Problem requirements:
The answer must be every line below that contains the string "icon".
(Information supplied begins)
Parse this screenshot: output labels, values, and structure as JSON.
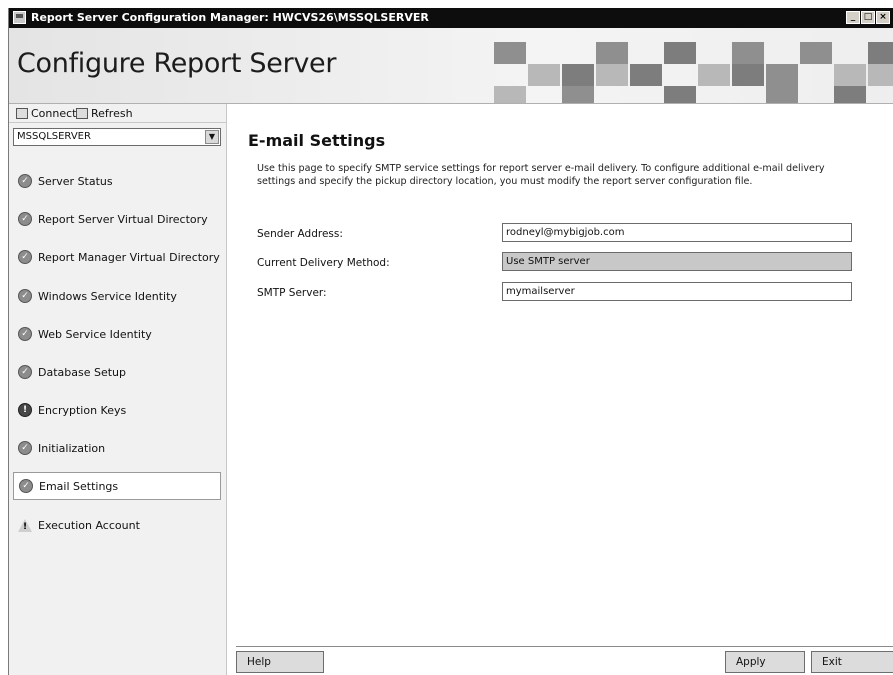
{
  "window": {
    "title": "Report Server Configuration Manager: HWCVS26\\MSSQLSERVER",
    "minimize_glyph": "_",
    "maximize_glyph": "□",
    "close_glyph": "×"
  },
  "banner": {
    "title": "Configure Report Server"
  },
  "toolbar": {
    "connect_label": "Connect",
    "connect_icon": "connect-icon",
    "refresh_label": "Refresh",
    "refresh_icon": "refresh-icon"
  },
  "server_select": {
    "value": "MSSQLSERVER",
    "arrow": "▼"
  },
  "nav": {
    "items": [
      {
        "label": "Server Status",
        "status": "check"
      },
      {
        "label": "Report Server Virtual Directory",
        "status": "check"
      },
      {
        "label": "Report Manager Virtual Directory",
        "status": "check"
      },
      {
        "label": "Windows Service Identity",
        "status": "check"
      },
      {
        "label": "Web Service Identity",
        "status": "check"
      },
      {
        "label": "Database Setup",
        "status": "check"
      },
      {
        "label": "Encryption Keys",
        "status": "info"
      },
      {
        "label": "Initialization",
        "status": "check"
      },
      {
        "label": "Email Settings",
        "status": "check",
        "selected": true
      },
      {
        "label": "Execution Account",
        "status": "warning"
      }
    ]
  },
  "page": {
    "title": "E-mail Settings",
    "description": "Use this page to specify SMTP service settings for report server e-mail delivery. To configure additional e-mail delivery settings and specify the pickup directory location, you must modify the report server configuration file."
  },
  "form": {
    "sender_address": {
      "label": "Sender Address:",
      "value": "rodneyl@mybigjob.com"
    },
    "delivery_method": {
      "label": "Current Delivery Method:",
      "value": "Use SMTP server"
    },
    "smtp_server": {
      "label": "SMTP Server:",
      "value": "mymailserver"
    }
  },
  "buttons": {
    "help": "Help",
    "apply": "Apply",
    "exit": "Exit"
  }
}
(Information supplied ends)
The answer:
    "connect_icon": "connect-icon",
    "refresh_icon": "refresh-icon"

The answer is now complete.